Track down each line below containing the string "content" and copy it.

Element data from apps and pages
==================================================

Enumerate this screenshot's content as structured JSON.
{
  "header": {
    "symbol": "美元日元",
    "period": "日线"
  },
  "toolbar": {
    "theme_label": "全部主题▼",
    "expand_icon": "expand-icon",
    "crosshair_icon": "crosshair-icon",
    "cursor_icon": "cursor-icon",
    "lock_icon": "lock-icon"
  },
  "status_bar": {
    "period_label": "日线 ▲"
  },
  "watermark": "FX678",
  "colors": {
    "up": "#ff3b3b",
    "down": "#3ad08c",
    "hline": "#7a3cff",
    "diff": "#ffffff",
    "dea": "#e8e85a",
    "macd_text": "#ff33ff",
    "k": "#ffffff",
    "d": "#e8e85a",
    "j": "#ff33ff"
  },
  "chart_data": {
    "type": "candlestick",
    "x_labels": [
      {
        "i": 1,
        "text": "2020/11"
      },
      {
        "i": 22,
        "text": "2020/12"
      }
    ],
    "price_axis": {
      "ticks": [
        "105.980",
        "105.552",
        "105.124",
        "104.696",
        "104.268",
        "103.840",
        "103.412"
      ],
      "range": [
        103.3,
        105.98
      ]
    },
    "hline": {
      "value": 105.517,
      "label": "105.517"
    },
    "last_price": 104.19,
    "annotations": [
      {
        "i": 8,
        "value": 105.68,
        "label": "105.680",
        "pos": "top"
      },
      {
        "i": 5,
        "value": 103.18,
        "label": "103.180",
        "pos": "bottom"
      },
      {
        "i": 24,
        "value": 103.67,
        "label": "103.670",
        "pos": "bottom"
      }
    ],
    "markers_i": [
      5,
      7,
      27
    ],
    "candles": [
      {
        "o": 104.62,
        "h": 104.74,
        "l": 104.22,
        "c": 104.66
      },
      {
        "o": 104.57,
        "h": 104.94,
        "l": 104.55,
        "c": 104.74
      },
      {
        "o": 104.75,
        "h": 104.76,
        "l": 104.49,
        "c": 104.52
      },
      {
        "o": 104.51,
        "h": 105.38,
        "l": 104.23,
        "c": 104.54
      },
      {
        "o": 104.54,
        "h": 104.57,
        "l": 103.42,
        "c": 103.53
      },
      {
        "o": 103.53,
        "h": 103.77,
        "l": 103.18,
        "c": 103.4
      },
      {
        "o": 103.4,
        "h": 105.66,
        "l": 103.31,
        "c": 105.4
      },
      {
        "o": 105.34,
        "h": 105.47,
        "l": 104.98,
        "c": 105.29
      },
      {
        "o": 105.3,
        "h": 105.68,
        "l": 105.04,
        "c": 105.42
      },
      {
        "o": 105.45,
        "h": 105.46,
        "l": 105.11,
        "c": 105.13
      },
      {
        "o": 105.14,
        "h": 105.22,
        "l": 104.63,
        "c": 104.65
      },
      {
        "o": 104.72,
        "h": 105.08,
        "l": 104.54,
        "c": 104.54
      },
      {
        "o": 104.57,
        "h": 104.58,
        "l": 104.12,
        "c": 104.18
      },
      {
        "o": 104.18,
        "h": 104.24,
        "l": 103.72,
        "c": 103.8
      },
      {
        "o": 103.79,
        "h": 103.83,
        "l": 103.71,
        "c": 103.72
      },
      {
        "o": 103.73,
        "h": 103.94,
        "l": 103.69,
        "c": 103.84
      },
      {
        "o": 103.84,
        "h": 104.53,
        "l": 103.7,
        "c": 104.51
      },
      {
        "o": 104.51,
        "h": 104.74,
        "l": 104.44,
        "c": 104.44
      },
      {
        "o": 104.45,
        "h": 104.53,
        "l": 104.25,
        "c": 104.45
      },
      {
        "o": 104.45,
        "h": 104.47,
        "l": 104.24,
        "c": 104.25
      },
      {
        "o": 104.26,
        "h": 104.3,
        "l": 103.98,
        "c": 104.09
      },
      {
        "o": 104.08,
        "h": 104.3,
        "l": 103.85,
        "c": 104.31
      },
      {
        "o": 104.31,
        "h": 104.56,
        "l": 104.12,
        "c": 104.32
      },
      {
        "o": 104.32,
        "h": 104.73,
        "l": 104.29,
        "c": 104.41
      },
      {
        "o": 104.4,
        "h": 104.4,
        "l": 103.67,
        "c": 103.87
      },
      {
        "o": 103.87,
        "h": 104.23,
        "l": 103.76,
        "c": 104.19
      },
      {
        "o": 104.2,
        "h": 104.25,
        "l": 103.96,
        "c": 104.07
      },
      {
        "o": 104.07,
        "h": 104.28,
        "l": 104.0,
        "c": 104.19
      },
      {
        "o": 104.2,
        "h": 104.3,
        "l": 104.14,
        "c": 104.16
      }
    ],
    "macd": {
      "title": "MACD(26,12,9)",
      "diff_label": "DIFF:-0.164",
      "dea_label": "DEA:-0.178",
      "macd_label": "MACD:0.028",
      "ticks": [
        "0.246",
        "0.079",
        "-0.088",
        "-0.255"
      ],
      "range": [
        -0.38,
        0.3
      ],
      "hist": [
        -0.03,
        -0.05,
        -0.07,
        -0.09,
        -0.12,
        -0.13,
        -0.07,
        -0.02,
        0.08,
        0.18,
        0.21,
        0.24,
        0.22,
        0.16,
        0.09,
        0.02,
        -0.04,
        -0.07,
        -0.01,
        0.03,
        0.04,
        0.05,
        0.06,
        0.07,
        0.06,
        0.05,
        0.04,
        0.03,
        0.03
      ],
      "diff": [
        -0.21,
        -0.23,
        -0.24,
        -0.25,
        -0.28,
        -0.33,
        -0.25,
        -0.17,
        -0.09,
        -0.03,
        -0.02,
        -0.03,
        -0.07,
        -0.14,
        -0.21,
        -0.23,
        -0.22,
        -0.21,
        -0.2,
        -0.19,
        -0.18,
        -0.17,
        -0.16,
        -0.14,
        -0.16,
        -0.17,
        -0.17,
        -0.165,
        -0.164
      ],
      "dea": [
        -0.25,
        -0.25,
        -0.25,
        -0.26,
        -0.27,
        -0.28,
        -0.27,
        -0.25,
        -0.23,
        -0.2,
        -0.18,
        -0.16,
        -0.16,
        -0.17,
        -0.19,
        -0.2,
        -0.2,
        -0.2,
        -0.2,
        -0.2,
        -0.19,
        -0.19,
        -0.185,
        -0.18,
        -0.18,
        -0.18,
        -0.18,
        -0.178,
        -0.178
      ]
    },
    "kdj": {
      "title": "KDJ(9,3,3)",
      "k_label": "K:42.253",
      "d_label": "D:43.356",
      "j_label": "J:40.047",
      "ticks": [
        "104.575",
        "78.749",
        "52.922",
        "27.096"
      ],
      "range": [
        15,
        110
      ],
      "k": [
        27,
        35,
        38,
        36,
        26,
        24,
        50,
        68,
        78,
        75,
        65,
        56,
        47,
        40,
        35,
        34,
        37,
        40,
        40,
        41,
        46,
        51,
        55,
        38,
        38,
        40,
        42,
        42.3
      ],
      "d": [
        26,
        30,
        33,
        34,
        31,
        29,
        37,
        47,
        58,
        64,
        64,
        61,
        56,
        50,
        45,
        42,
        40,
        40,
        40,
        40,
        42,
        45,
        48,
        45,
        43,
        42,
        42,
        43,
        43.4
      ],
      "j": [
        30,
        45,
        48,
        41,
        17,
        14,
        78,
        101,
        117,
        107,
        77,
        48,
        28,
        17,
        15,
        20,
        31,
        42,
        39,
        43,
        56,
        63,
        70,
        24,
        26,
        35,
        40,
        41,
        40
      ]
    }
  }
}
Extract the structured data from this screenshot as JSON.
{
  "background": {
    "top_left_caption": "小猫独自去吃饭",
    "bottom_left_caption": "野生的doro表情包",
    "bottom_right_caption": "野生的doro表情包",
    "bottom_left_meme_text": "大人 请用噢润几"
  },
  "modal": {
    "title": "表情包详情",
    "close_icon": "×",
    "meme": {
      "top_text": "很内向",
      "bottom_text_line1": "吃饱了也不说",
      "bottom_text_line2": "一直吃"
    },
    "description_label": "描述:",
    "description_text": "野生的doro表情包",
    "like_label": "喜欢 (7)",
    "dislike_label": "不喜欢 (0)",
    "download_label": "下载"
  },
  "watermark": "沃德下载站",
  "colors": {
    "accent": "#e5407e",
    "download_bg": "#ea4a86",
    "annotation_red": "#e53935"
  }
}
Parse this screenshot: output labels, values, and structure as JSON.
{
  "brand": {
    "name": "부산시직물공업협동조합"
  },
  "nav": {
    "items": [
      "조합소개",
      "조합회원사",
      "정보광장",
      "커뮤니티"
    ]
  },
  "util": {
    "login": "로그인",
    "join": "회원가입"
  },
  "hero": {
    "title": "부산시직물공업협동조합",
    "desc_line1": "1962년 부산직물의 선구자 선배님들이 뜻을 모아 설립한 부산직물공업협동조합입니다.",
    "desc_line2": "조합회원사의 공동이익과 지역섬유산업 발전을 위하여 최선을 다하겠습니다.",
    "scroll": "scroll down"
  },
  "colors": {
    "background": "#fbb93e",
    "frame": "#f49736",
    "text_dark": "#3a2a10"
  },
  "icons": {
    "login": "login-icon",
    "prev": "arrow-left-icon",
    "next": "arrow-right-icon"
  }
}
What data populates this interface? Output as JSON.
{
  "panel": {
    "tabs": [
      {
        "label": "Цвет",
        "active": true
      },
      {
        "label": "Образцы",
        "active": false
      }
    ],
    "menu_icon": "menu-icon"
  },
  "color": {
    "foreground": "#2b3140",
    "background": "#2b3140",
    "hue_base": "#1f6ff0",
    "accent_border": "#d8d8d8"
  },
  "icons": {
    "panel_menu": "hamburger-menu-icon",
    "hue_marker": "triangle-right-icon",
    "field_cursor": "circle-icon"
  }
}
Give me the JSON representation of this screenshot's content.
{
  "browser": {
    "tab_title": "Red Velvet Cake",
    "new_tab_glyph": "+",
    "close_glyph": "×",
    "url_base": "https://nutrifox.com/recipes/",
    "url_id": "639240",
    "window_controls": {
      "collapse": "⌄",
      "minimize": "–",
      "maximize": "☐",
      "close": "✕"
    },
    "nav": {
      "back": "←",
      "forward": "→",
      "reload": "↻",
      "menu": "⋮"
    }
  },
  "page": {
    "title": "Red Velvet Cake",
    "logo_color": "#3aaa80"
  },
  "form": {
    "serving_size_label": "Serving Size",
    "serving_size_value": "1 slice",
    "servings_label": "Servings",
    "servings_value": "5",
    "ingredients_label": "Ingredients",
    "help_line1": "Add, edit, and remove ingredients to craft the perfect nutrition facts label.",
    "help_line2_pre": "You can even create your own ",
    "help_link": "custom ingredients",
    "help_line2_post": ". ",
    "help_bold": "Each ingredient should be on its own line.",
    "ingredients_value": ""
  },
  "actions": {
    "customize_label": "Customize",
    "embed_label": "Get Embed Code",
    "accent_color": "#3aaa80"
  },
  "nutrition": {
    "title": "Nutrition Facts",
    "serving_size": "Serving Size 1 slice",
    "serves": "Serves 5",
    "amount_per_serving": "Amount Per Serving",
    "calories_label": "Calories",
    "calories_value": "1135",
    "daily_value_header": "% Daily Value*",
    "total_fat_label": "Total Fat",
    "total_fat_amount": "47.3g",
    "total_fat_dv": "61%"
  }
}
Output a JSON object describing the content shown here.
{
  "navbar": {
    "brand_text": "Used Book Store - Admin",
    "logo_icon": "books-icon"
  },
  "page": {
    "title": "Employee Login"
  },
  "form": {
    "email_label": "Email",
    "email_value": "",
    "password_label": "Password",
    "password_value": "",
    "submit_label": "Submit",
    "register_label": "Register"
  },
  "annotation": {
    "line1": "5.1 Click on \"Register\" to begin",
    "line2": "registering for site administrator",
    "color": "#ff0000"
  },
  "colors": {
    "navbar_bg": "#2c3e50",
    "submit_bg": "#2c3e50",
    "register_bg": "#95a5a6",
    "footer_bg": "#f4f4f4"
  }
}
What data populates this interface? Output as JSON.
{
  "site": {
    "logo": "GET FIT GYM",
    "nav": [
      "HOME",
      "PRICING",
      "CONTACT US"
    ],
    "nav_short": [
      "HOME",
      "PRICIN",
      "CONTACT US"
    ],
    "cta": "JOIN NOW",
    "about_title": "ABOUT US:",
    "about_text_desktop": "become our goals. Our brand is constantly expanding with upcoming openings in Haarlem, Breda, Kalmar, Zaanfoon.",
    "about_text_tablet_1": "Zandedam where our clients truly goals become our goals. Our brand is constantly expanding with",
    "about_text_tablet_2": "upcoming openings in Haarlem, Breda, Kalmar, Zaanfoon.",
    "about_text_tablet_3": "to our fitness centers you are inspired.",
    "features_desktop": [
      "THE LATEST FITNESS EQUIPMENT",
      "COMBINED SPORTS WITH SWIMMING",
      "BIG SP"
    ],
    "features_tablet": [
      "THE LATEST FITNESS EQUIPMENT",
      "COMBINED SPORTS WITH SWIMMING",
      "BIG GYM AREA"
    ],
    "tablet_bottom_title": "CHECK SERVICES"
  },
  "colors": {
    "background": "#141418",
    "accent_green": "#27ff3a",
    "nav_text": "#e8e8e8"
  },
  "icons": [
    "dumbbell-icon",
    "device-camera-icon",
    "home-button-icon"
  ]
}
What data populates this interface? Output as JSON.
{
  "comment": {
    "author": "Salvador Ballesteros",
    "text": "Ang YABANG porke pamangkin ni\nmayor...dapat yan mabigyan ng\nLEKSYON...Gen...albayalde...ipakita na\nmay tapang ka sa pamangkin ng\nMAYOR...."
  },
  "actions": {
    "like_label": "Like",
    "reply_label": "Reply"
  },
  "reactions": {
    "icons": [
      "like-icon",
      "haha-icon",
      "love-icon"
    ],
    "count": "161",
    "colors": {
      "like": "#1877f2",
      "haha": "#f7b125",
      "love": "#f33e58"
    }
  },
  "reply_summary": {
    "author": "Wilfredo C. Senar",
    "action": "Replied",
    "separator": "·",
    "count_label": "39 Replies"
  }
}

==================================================

Response:
Enumerate this screenshot's content as structured JSON.
Give me the JSON representation of this screenshot's content.
Output a JSON object describing the content shown here.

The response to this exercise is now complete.